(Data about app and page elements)
____________________
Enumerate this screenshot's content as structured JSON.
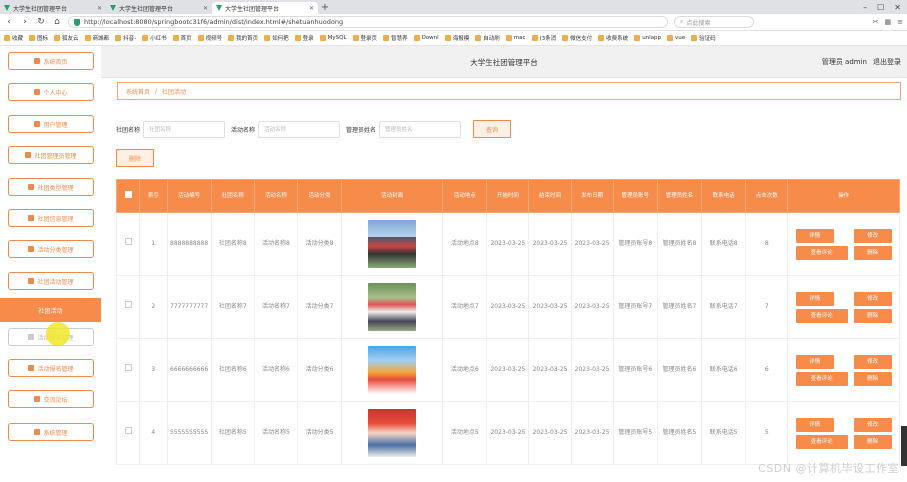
{
  "browser": {
    "tabs": [
      {
        "label": "大学生社团管理平台",
        "active": false
      },
      {
        "label": "大学生社团管理平台",
        "active": false
      },
      {
        "label": "大学生社团管理平台",
        "active": true
      }
    ],
    "url": "http://localhost:8080/springbootc31f6/admin/dist/index.html#/shetuanhuodong",
    "search_placeholder": "点此搜索",
    "bookmarks": [
      "收藏",
      "图标",
      "狐友云",
      "商城都",
      "抖音-",
      "小红书",
      "首页",
      "视频号",
      "我的首页",
      "如何把",
      "登录",
      "MySQL",
      "登录页",
      "智慧养",
      "Downl",
      "海报模",
      "自动刷",
      "mac",
      "(3条消",
      "微信支付",
      "收费系统",
      "unlapp",
      "vue",
      "验证码"
    ]
  },
  "header": {
    "title": "大学生社团管理平台",
    "user": "管理员 admin",
    "logout": "退出登录"
  },
  "sidebar": {
    "items": [
      {
        "label": "系统首页",
        "icon": "home-icon"
      },
      {
        "label": "个人中心",
        "icon": "user-icon"
      },
      {
        "label": "用户管理",
        "icon": "list-icon"
      },
      {
        "label": "社团管理员管理",
        "icon": "grid-icon"
      },
      {
        "label": "社团类型管理",
        "icon": "list-icon"
      },
      {
        "label": "社团信息管理",
        "icon": "chart-icon"
      },
      {
        "label": "活动分类管理",
        "icon": "grid-icon"
      },
      {
        "label": "社团活动管理",
        "icon": "grid-icon"
      },
      {
        "label": "社团活动",
        "icon": "",
        "active": true
      },
      {
        "label": "活动报名管理",
        "icon": "list-icon"
      },
      {
        "label": "活动报名管理",
        "icon": "check-icon"
      },
      {
        "label": "交流论坛",
        "icon": "forum-icon"
      },
      {
        "label": "系统管理",
        "icon": "grid-icon"
      }
    ]
  },
  "breadcrumb": {
    "home": "系统首页",
    "sep": "/",
    "current": "社团活动"
  },
  "filters": {
    "club_label": "社团名称",
    "club_placeholder": "社团名称",
    "activity_label": "活动名称",
    "activity_placeholder": "活动名称",
    "admin_label": "管理员姓名",
    "admin_placeholder": "管理员姓名",
    "search_button": "查询",
    "delete_button": "删除"
  },
  "table": {
    "headers": [
      "索引",
      "活动编号",
      "社团名称",
      "活动名称",
      "活动分类",
      "活动封面",
      "活动地点",
      "开始时间",
      "结束时间",
      "发布日期",
      "管理员账号",
      "管理员姓名",
      "联系电话",
      "点击次数",
      "操作"
    ],
    "rows": [
      {
        "index": "1",
        "no": "8888888888",
        "club": "社团名称8",
        "name": "活动名称8",
        "cat": "活动分类8",
        "place": "活动地点8",
        "start": "2023-03-25",
        "end": "2023-03-25",
        "pub": "2023-03-25",
        "acct": "管理员账号8",
        "admin": "管理员姓名8",
        "phone": "联系电话8",
        "clicks": "8"
      },
      {
        "index": "2",
        "no": "7777777777",
        "club": "社团名称7",
        "name": "活动名称7",
        "cat": "活动分类7",
        "place": "活动地点7",
        "start": "2023-03-25",
        "end": "2023-03-25",
        "pub": "2023-03-25",
        "acct": "管理员账号7",
        "admin": "管理员姓名7",
        "phone": "联系电话7",
        "clicks": "7"
      },
      {
        "index": "3",
        "no": "6666666666",
        "club": "社团名称6",
        "name": "活动名称6",
        "cat": "活动分类6",
        "place": "活动地点6",
        "start": "2023-03-25",
        "end": "2023-03-25",
        "pub": "2023-03-25",
        "acct": "管理员账号6",
        "admin": "管理员姓名6",
        "phone": "联系电话6",
        "clicks": "6"
      },
      {
        "index": "4",
        "no": "5555555555",
        "club": "社团名称5",
        "name": "活动名称5",
        "cat": "活动分类5",
        "place": "活动地点5",
        "start": "2023-03-25",
        "end": "2023-03-25",
        "pub": "2023-03-25",
        "acct": "管理员账号5",
        "admin": "管理员姓名5",
        "phone": "联系电话5",
        "clicks": "5"
      }
    ],
    "actions": {
      "detail": "详情",
      "edit": "修改",
      "review": "查看评论",
      "delete": "删除"
    }
  },
  "watermark": "CSDN @计算机毕设工作室",
  "colors": {
    "accent": "#f78b4a",
    "border": "#f08a4b"
  }
}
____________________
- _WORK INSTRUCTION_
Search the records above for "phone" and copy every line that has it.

- _OUTPUT FOR THIS TASK_
        "phone": "联系电话8",
        "phone": "联系电话7",
        "phone": "联系电话6",
        "phone": "联系电话5",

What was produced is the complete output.